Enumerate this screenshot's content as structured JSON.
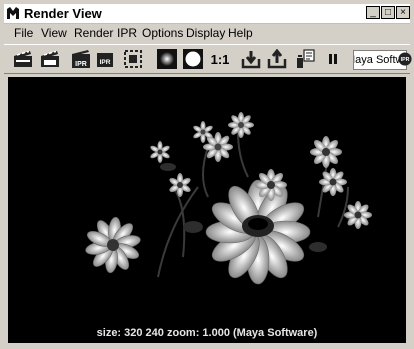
{
  "window": {
    "title": "Render View"
  },
  "menu": [
    "File",
    "View",
    "Render",
    "IPR",
    "Options",
    "Display",
    "Help"
  ],
  "toolbar": {
    "ratio_label": "1:1",
    "renderer": "Maya Software",
    "ipr_badge": "IPR"
  },
  "status": {
    "text": "size:  320  240 zoom: 1.000  (Maya Software)"
  },
  "winbuttons": {
    "minimize": "_",
    "restore": "□",
    "close": "×"
  },
  "toolbar_icons": [
    "render-clapper-icon",
    "redo-render-clapper-icon",
    "ipr-render-icon",
    "ipr-refresh-icon",
    "render-region-icon",
    "display-rgb-icon",
    "display-alpha-icon",
    "real-size-icon",
    "keep-image-icon",
    "remove-image-icon",
    "render-settings-icon",
    "pause-ipr-icon",
    "ipr-badge-icon"
  ]
}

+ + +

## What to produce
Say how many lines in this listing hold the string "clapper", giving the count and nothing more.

## Result
2